In an advisory to cybersecurity professionals and system administrators published Tuesday, the FBI said that criminals are leveraging software called PYSA ransomware to access IT networks, block access to vital information and systems through encryption, and demand payment to restore access.

In a double-extortion tactic that has also been employed by criminals using other types of ransomware, the criminals are not only requesting payment in exchange for making encrypted data accessible again. They are also threatening to sell sensitive information such as Social Security numbers on the dark web if institutions or affected individuals do not meet demands.

PYSA ransomware, also known as Mespinoza, has recently been used in attacks on educational institutions in 12 U.S. states and the United Kingdom, the FBI reported. The agency became aware of PYSA in March 2020. In addition to educational institutions, the ransomware has been involved in attacks on government entities, private companies and the health-care sector. The criminals behind PYSA ransomware have not been identified.

The FBI said that the criminals often gain access to IT networks through phishing emails or stolen log-in credentials. Files ending in the .pysa extension are characteristic of a compromise, the agency said. It also provided a long list of email addresses associated with ransom demands.

To make it more difficult for criminals to gain access, the FBI advises that institutions use multifactor authentication, regularly patch software and systems, encourage users not to use public Wi-Fi networks, and train employees and staff members on ransomware and phishing scams.

“The FBI does not encourage paying ransoms,” the advisory said. “Payment does not guarantee files will be recovered. It may also embolden adversaries to target additional organizations, encourage other criminal actors to engage in the distribution of ransomware, and/or fund illicit activities.”

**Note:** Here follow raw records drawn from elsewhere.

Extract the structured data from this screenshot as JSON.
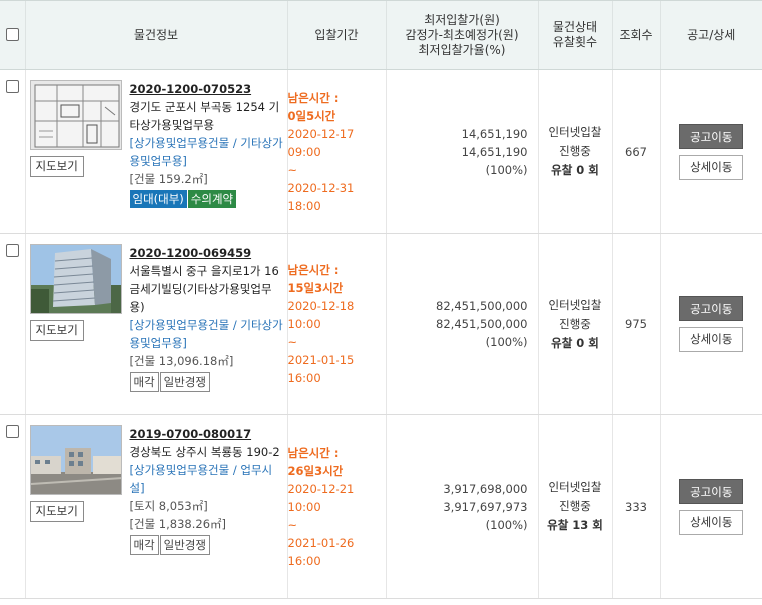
{
  "header": {
    "info": "물건정보",
    "period": "입찰기간",
    "price_line1": "최저입찰가(원)",
    "price_line2": "감정가-최초예정가(원)",
    "price_line3": "최저입찰가율(%)",
    "status_line1": "물건상태",
    "status_line2": "유찰횟수",
    "views": "조회수",
    "actions": "공고/상세"
  },
  "rows": [
    {
      "case_no": "2020-1200-070523",
      "address": "경기도 군포시 부곡동 1254 기타상가용및업무용",
      "category": "[상가용및업무용건물 / 기타상가용및업무용]",
      "area1": "[건물 159.2㎡]",
      "area2": "",
      "tags": [
        "임대(대부)",
        "수의계약"
      ],
      "map_btn": "지도보기",
      "remain_label": "남은시간 :",
      "remain": "0일5시간",
      "start": "2020-12-17 09:00",
      "tilde": "~",
      "end": "2020-12-31 18:00",
      "price_min": "14,651,190",
      "price_appraisal": "14,651,190",
      "rate": "(100%)",
      "status": "인터넷입찰",
      "progress": "진행중",
      "fail": "유찰 0 회",
      "views": "667",
      "notice_btn": "공고이동",
      "detail_btn": "상세이동"
    },
    {
      "case_no": "2020-1200-069459",
      "address": "서울특별시 중구 을지로1가 16 금세기빌딩(기타상가용및업무용)",
      "category": "[상가용및업무용건물 / 기타상가용및업무용]",
      "area1": "[건물 13,096.18㎡]",
      "area2": "",
      "tags": [
        "매각",
        "일반경쟁"
      ],
      "map_btn": "지도보기",
      "remain_label": "남은시간 :",
      "remain": "15일3시간",
      "start": "2020-12-18 10:00",
      "tilde": "~",
      "end": "2021-01-15 16:00",
      "price_min": "82,451,500,000",
      "price_appraisal": "82,451,500,000",
      "rate": "(100%)",
      "status": "인터넷입찰",
      "progress": "진행중",
      "fail": "유찰 0 회",
      "views": "975",
      "notice_btn": "공고이동",
      "detail_btn": "상세이동"
    },
    {
      "case_no": "2019-0700-080017",
      "address": "경상북도 상주시 복룡동 190-2",
      "category": "[상가용및업무용건물 / 업무시설]",
      "area1": "[토지 8,053㎡]",
      "area2": "[건물 1,838.26㎡]",
      "tags": [
        "매각",
        "일반경쟁"
      ],
      "map_btn": "지도보기",
      "remain_label": "남은시간 :",
      "remain": "26일3시간",
      "start": "2020-12-21 10:00",
      "tilde": "~",
      "end": "2021-01-26 16:00",
      "price_min": "3,917,698,000",
      "price_appraisal": "3,917,697,973",
      "rate": "(100%)",
      "status": "인터넷입찰",
      "progress": "진행중",
      "fail": "유찰 13 회",
      "views": "333",
      "notice_btn": "공고이동",
      "detail_btn": "상세이동"
    }
  ],
  "colors": {
    "orange": "#ee6b1f",
    "link_blue": "#2a74b8",
    "header_bg": "#eef4f3",
    "btn_dark": "#6b6b6b"
  }
}
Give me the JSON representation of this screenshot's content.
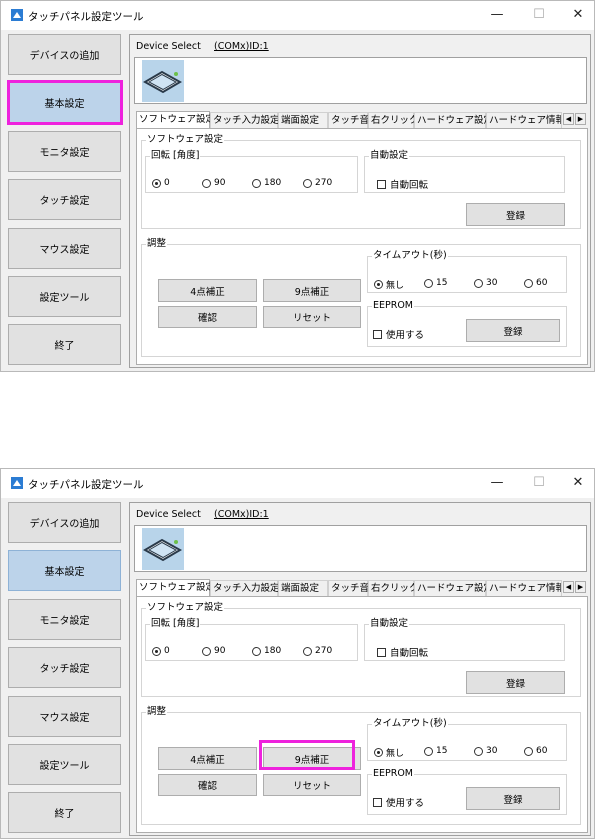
{
  "window": {
    "title": "タッチパネル設定ツール",
    "minimize": "—",
    "maximize": "☐",
    "close": "✕"
  },
  "sidebar": {
    "items": [
      {
        "label": "デバイスの追加"
      },
      {
        "label": "基本設定"
      },
      {
        "label": "モニタ設定"
      },
      {
        "label": "タッチ設定"
      },
      {
        "label": "マウス設定"
      },
      {
        "label": "設定ツール"
      },
      {
        "label": "終了"
      }
    ]
  },
  "device": {
    "select_label": "Device Select",
    "select_value": "(COMx)ID:1",
    "icon": "touch-panel-icon"
  },
  "tabs": [
    "ソフトウェア設定",
    "タッチ入力設定",
    "端面設定",
    "タッチ音",
    "右クリック",
    "ハードウェア設定",
    "ハードウェア情報"
  ],
  "tab_scroll": {
    "left": "◀",
    "right": "▶"
  },
  "software": {
    "group_label": "ソフトウェア設定",
    "rotation_label": "回転 [角度]",
    "rotations": [
      "0",
      "90",
      "180",
      "270"
    ],
    "rotation_selected": "0",
    "auto_group_label": "自動設定",
    "auto_rotate_label": "自動回転",
    "register_label": "登録"
  },
  "adjust": {
    "group_label": "調整",
    "four_point": "4点補正",
    "nine_point": "9点補正",
    "confirm": "確認",
    "reset": "リセット"
  },
  "timeout": {
    "group_label": "タイムアウト(秒)",
    "options": [
      "無し",
      "15",
      "30",
      "60"
    ],
    "selected": "無し"
  },
  "eeprom": {
    "group_label": "EEPROM",
    "use_label": "使用する",
    "register_label": "登録"
  },
  "colors": {
    "highlight": "#ee22dd",
    "active_item": "#bcd3ea"
  }
}
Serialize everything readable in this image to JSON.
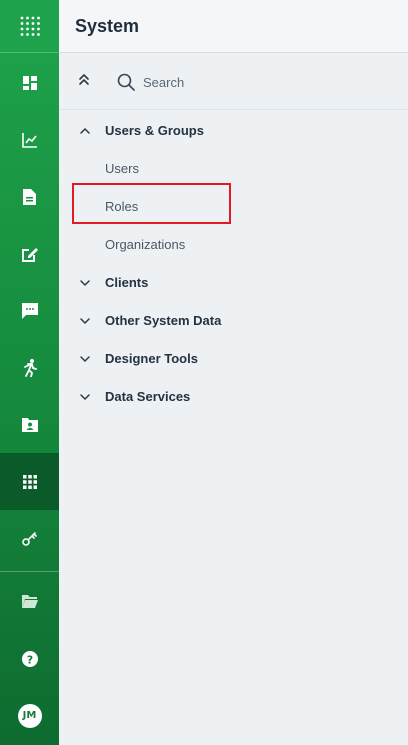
{
  "rail": {
    "top_icon": "app-grid-icon",
    "items": [
      {
        "name": "dashboard-icon"
      },
      {
        "name": "analytics-chart-icon"
      },
      {
        "name": "document-icon"
      },
      {
        "name": "edit-note-icon"
      },
      {
        "name": "chat-icon"
      },
      {
        "name": "running-person-icon"
      },
      {
        "name": "contact-folder-icon"
      },
      {
        "name": "system-grid-icon",
        "active": true
      },
      {
        "name": "key-icon"
      },
      {
        "name": "folder-icon"
      },
      {
        "name": "help-icon"
      }
    ],
    "avatar_initials": "JM"
  },
  "header": {
    "title": "System"
  },
  "toolbar": {
    "search_label": "Search"
  },
  "tree": {
    "groups": [
      {
        "label": "Users & Groups",
        "expanded": true,
        "children": [
          "Users",
          "Roles",
          "Organizations"
        ]
      },
      {
        "label": "Clients",
        "expanded": false
      },
      {
        "label": "Other System Data",
        "expanded": false
      },
      {
        "label": "Designer Tools",
        "expanded": false
      },
      {
        "label": "Data Services",
        "expanded": false
      }
    ],
    "selected": "Roles"
  },
  "colors": {
    "rail_green": "#1fa34b",
    "rail_active": "#0b5a29",
    "highlight_red": "#e01b24"
  }
}
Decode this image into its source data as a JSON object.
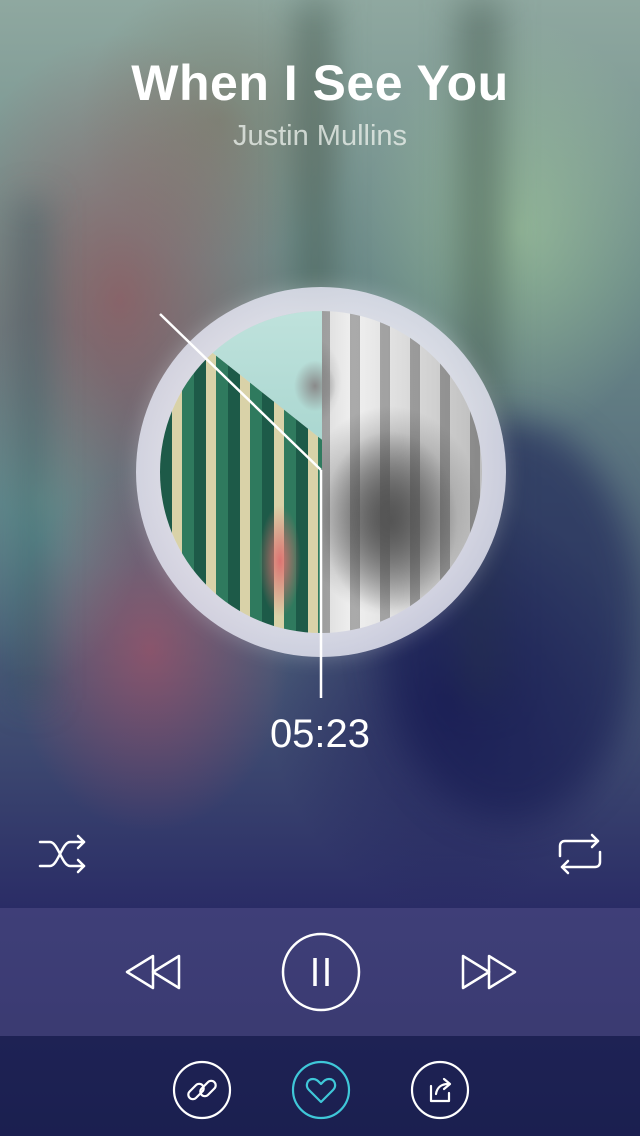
{
  "song": {
    "title": "When I See You",
    "artist": "Justin Mullins"
  },
  "player": {
    "time": "05:23",
    "state": "playing"
  },
  "icons": {
    "shuffle": "shuffle-icon",
    "repeat": "repeat-icon",
    "rewind": "rewind-icon",
    "pause": "pause-icon",
    "forward": "fast-forward-icon",
    "link": "link-icon",
    "favorite": "heart-icon",
    "share": "share-icon"
  },
  "colors": {
    "icon": "#ffffff",
    "favorite_accent": "#3fc7d8",
    "text": "#ffffff"
  }
}
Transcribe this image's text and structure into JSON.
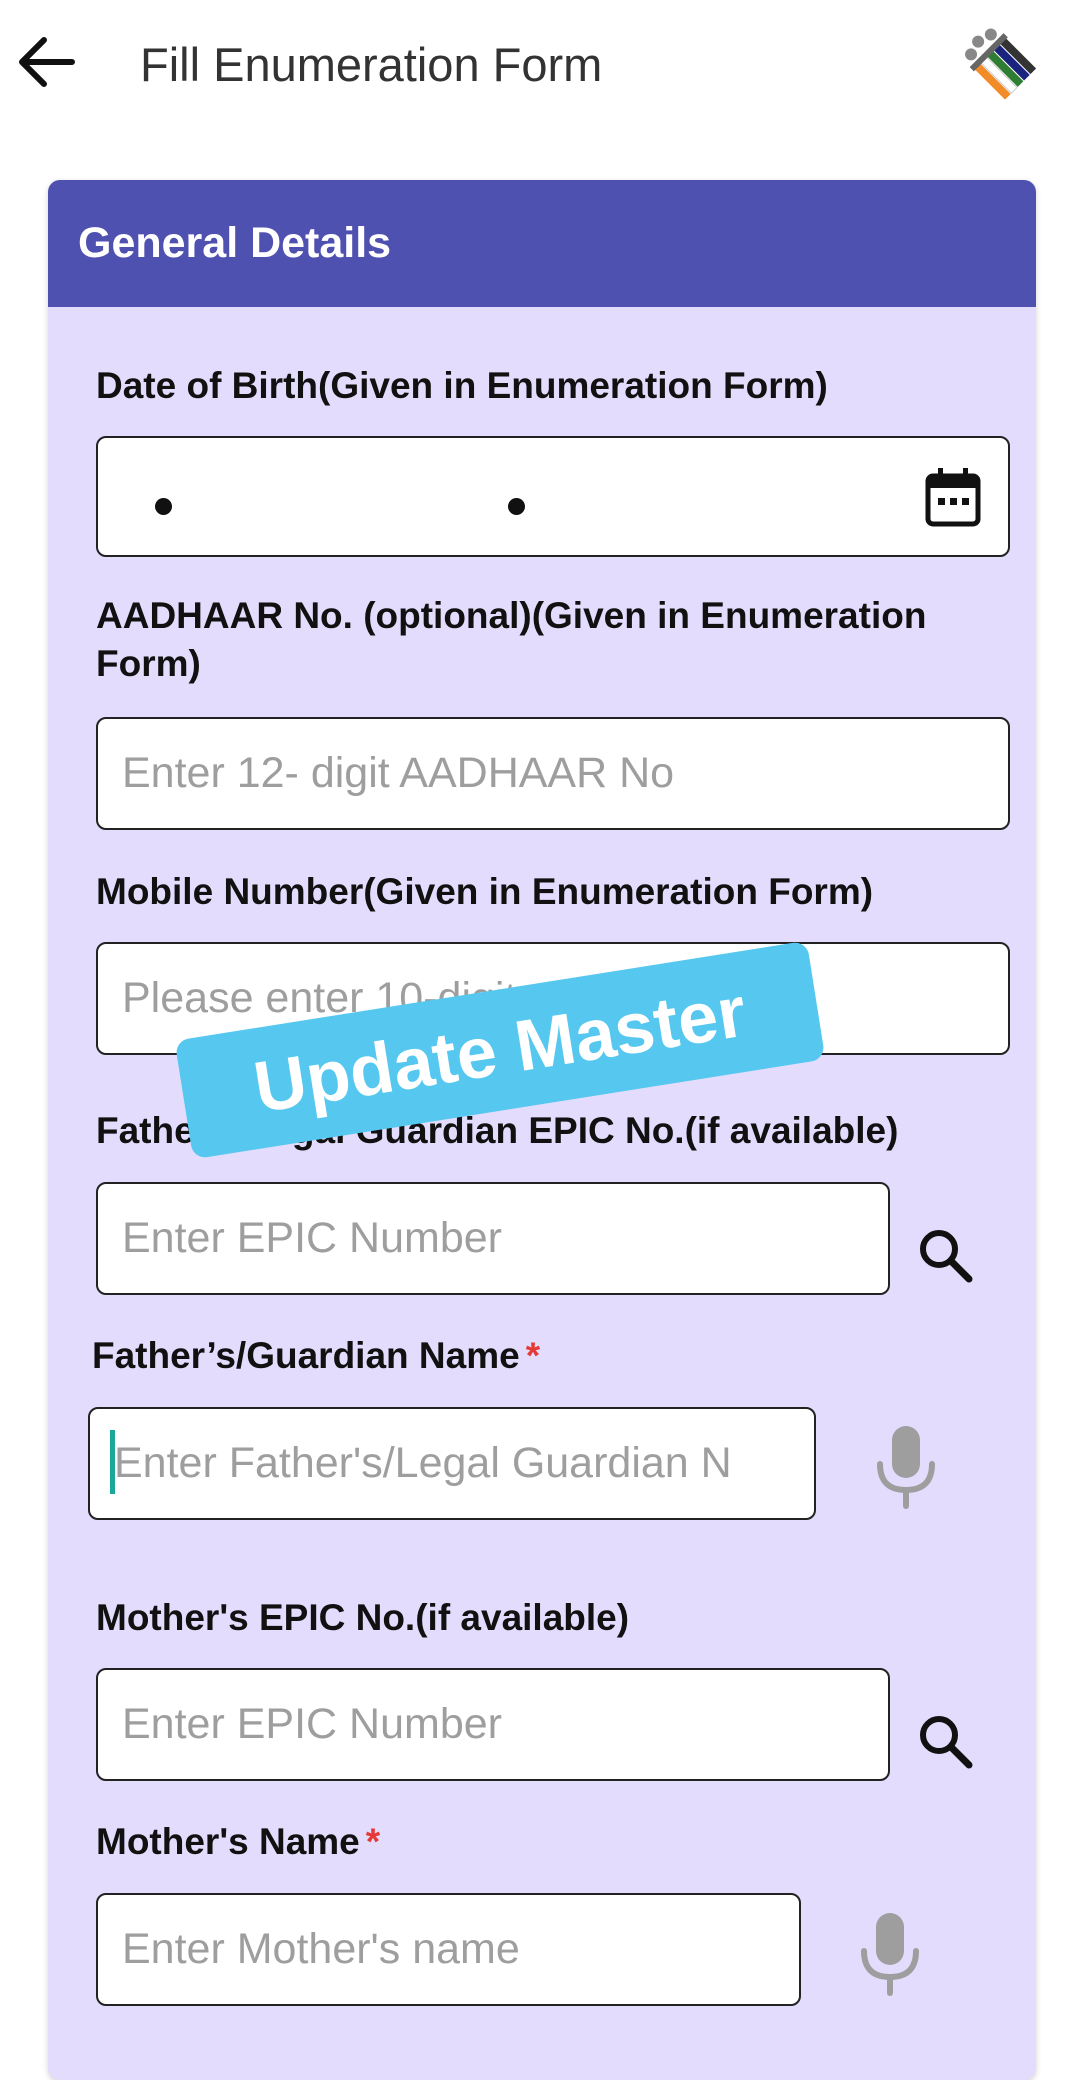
{
  "appbar": {
    "title": "Fill Enumeration Form",
    "back_icon": "arrow-left-icon",
    "logo_icon": "election-commission-logo"
  },
  "card": {
    "title": "General Details",
    "header_color": "#4f51b0",
    "background_color": "#e3dcfd"
  },
  "fields": {
    "dob": {
      "label": "Date of Birth(Given in Enumeration Form)",
      "value": "",
      "icon": "calendar-icon"
    },
    "aadhaar": {
      "label": "AADHAAR No. (optional)(Given in Enumeration Form)",
      "placeholder": "Enter 12- digit AADHAAR No"
    },
    "mobile": {
      "label": "Mobile Number(Given in Enumeration Form)",
      "placeholder": "Please enter 10-digit"
    },
    "father_epic": {
      "label": "Father's/Legal Guardian EPIC No.(if available)",
      "placeholder": "Enter EPIC Number",
      "icon": "search-icon"
    },
    "father_name": {
      "label": "Father’s/Guardian Name",
      "required_marker": "*",
      "placeholder": "Enter Father's/Legal Guardian N",
      "icon": "microphone-icon"
    },
    "mother_epic": {
      "label": "Mother's EPIC No.(if available)",
      "placeholder": "Enter EPIC Number",
      "icon": "search-icon"
    },
    "mother_name": {
      "label": "Mother's Name",
      "required_marker": "*",
      "placeholder": "Enter Mother's name",
      "icon": "microphone-icon"
    }
  },
  "watermark": {
    "text": "Update Master",
    "color": "#56c8ef"
  }
}
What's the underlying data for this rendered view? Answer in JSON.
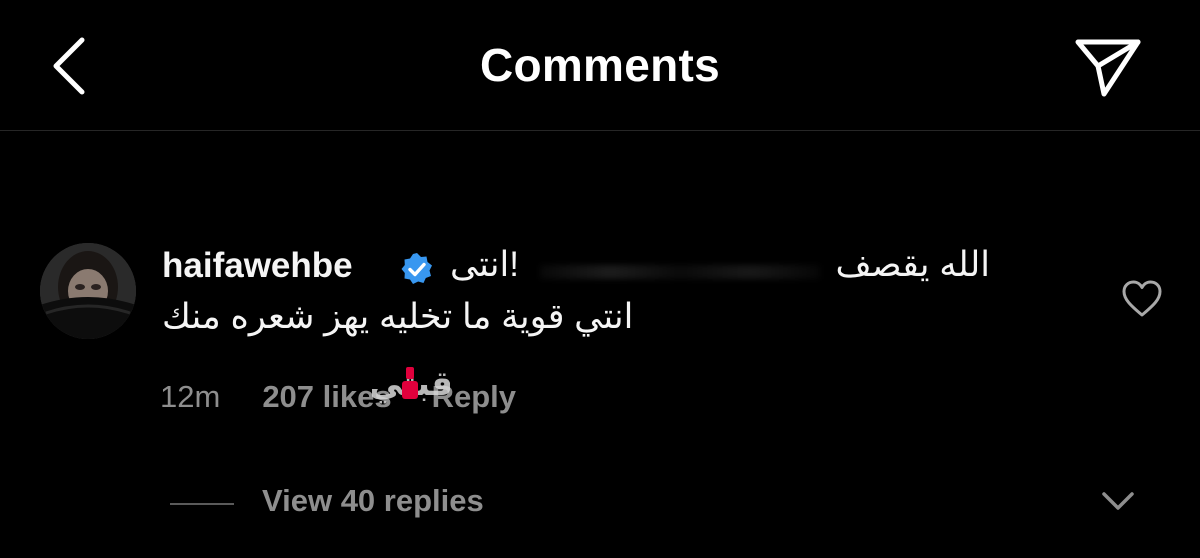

The FBI encourages any institution to report suspected ransomware attacks or attempts to its local FBI field office or the FBI’s Internet Crime Complaint Center.

A list of domains the FBI said are associated with the ransom notes follows: